We've been talking about the end of the play, especially the end of Rosalind. She's the chattiest girl in Shakespeare, but once she appears in her wedding gown, she becomes almost completely silent.
And not easily answered. Some productions have made much of Rosalind's concluding silence, playing her wedding as a kind of imprisonment. In one production, Orlando, obviously in love with Ganymede, stalked off when he saw Rosalind appear as a traditional bride. We could go there too, but we're not. Why should we assume that Rosalind is trapped and diminished simply because she is a mostly silent bride?
We love Rosalind babbling in the woods, but she's overwhelming too; Celia can hardly get a word in edgewise. Peggy Ashcroft, a great actress and a great Rosalind, said Rosalind was a great part, but also a girl who did talk rather a lot. Rosalind will never wear out her welcome, but it's just possible audiences might be reaching their Rosalind saturation point by the end the play. When Orlando tells her he can't play games anymore, that he can "live no longer by thinking," Rosalind replies, "I will weary you then no longer with idle talking." Orlando's relief at hearing this might well be ours, too.
When she appears as a bride we see Rosalind in a completely new way--she's in a new costume and, astonishingly, she's quiet. I like to think of this not as a diminishment or surrender of her powers, but simply as her latest role. There's no reason to think Rosalind will be permanently silenced any more than she will be a perpetual bride. I think she's glowing and happy, as brides who want to wed always are. Brides do not need to talk; their radiance is meant to be seen and proves reliably one of the great natural wonders of our lives. There's nothing like a wedding; there's nothing so lovely as a bride. She will have her vows (and Rosalind has already taken hers in the "play" wedding in the woods), but she needs no words.
But we wouldn't want to leave Rosalind speechless, and Shakespeare doesn't. So there she is, after the comedy's concluding dance, appearing alone onstage as the epilogue, where, being Rosalind, she is talking again. The epilogue has been treated in many inventive ways in productions, but these are all wrong. Really the only good way is to play it simply as it was written. In the epilogue, Rosalind is again someone new: still Rosalind, but also the actor playing Rosalind, appearing on behalf of the play she has just played in. She explains she isn't dressed like a beggar, so she can't very well beg. Instead, she will have to "conjure" us--work her magic on the play's behalf. And her magic is charm. She charms first the women, then the men in the audience, and then she charms them together, just as she's been doing for the last two hours.

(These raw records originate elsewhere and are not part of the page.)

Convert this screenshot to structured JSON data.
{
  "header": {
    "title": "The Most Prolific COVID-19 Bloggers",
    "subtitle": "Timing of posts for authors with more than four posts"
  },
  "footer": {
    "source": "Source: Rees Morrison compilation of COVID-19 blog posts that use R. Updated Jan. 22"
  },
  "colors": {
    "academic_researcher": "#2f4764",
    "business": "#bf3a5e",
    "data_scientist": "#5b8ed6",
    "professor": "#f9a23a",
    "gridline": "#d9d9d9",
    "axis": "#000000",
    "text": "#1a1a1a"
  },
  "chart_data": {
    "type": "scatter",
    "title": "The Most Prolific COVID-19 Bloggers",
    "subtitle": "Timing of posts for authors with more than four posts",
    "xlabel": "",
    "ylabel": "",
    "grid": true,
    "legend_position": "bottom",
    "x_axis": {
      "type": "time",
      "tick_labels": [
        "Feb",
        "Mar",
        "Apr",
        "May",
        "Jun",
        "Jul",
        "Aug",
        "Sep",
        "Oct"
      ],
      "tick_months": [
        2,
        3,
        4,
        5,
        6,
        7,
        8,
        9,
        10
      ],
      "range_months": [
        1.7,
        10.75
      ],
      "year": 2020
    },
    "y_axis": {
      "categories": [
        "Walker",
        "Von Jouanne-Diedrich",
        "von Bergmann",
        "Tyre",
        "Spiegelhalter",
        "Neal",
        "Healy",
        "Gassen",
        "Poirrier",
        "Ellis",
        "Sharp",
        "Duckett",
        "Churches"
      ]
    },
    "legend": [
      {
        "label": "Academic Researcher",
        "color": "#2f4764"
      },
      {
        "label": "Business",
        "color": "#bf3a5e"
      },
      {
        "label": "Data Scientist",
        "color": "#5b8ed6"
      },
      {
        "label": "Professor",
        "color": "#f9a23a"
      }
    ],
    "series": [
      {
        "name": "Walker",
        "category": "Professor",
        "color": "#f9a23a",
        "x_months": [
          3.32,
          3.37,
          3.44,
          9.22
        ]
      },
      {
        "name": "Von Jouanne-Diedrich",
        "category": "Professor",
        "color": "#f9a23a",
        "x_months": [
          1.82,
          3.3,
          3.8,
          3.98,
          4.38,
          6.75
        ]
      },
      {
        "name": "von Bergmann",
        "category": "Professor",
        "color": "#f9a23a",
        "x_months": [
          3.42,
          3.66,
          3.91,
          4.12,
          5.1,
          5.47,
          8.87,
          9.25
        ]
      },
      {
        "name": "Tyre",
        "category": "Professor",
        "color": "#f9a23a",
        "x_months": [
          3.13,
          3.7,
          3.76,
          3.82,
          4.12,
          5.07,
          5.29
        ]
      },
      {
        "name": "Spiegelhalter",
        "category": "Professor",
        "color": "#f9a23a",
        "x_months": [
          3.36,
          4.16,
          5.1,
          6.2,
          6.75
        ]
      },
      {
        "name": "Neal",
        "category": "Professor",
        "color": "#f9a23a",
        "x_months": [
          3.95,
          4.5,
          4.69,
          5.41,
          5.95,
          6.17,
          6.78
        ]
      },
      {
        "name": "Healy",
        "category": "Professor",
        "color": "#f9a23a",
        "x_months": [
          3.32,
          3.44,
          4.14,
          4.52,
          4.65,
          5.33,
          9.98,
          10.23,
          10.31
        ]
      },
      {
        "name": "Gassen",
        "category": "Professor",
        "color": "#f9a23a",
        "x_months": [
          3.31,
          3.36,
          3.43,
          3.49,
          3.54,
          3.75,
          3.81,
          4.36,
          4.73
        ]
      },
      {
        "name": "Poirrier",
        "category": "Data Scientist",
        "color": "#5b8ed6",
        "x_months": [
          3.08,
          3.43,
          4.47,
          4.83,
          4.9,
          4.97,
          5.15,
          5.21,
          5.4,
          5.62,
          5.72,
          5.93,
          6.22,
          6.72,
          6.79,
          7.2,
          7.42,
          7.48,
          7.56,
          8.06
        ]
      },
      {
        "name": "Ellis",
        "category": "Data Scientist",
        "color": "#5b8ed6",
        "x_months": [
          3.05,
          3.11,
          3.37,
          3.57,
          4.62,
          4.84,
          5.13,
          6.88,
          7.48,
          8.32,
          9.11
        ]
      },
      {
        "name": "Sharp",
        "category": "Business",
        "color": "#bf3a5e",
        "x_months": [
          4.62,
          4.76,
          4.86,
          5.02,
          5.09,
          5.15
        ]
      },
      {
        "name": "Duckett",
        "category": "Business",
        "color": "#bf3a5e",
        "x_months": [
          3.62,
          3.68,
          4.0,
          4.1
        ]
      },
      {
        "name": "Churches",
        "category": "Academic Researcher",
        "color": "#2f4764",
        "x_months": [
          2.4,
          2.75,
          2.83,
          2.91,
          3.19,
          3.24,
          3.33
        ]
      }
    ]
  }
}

Then she says, "if I were a woman, I would kiss as many of you as had beards that would please me . . . " In the original production the joke is that Rosalind was played by a boy actor; it's harder to make that work now that nearly all Rosalinds (including ours) actually are women. We've "solved" the problem by having Rosalind, radiant in her wedding gown, put on the baseball cap she wore in the forest when she was Ganymede, reminding us she can play any gender she wants.
She's even tried dropping into her Ganymede voice at this moment, so she's speaking as a guy saying if he was a girl he would kiss the guys. Now that's our girl! And our guy!